The important thing for people to remember is if you are selected, get legal advice before proceeding. People in Massachusetts can attend our free legal clinics.

Marriage “green card” cases

We continue to provide help to Irish immigrants who are filing for legal status after marriage to US citizens. This is not an application that should be filed without attorney review at one of our upcoming clinics.

November Free Legal Clinic

On the first Tuesday of every month, we hold a free legal clinic at The Banshee in Dorchester beginning at 6:30PM. Our next clinic will be on Tuesday, Nov. 4, 2014.

Disclaimer: Please note that the information contained in it is provided to inform generally, and is not intended as a substitute for individual advice. Immigration law is subject to frequent changes and individual circumstances can affect the application of certain legal provisions.

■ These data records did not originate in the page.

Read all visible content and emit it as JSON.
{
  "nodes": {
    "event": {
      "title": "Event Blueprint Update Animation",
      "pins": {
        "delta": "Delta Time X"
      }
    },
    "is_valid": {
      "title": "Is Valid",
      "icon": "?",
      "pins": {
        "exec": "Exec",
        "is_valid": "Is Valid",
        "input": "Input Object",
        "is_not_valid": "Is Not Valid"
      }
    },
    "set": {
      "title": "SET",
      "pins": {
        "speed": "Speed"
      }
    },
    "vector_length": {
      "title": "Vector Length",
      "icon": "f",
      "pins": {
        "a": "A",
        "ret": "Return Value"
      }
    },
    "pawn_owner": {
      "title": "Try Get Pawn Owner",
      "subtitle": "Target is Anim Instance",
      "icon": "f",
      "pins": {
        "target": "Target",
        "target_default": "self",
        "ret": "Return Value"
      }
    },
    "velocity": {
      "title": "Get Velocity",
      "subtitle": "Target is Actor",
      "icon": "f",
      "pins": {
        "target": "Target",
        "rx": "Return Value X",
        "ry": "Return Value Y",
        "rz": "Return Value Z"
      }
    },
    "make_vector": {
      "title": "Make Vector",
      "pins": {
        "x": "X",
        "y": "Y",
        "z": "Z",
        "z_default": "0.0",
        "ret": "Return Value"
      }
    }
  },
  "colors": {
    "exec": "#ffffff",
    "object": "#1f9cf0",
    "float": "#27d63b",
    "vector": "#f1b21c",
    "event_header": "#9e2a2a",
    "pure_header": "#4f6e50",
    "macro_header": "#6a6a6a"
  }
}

For individual legal advice, please contact the Irish Pastoral Centre directly regarding upcoming legal clinics or consultation with an immigration attorney.

Rest in Peace

“Our thoughts and prayers go out to the family of Mayor Tom Menino. I had the privilege of running into Mayor Menino two weeks ago in an elevator. I paid him some compliments and with his self deprecating humor, such a great and honorable man appeared so humbled by my words. We at the IPC will surely miss this man who devoted so much of his life to the Emigrants of this city.”

- Megan Carroll, Executive Director of the IPC

Pastoral News

By Sr. Marguerite Kelly; Pastoral Associate

617-265-5300 Ext. 10

Claimed by Christ

The white cloth draped over a casket at a funeral is meant to call to mind our baptism. At our death, just as at our baptism, a white garment symbolizes our new life in Christ. It is astonishing and beautiful to make this connection at a time of sorrow. Even while we mourn, we remember the full circle of life and strike a chord of confidence and hope.

All Souls’ Day is another occasion to make this connection. In some part of ourselves we forever mourn the loss of a loved one, and All Souls’ Day is an opportunity to bring that loss to the fore. But it is also an expression of our hope and confidence that our loved ones, in death, somehow remain with us. All of us, living and dead, are claimed by Christ. We are part of a community of believers, a community that encompasses all those who have followed Christ, past and present. Through birth, life, death, rebirth, and new life, we belong to one another. We belong to Christ.

Lord Jesus, grasp hold of us all!

Living with Christ Karla Manternach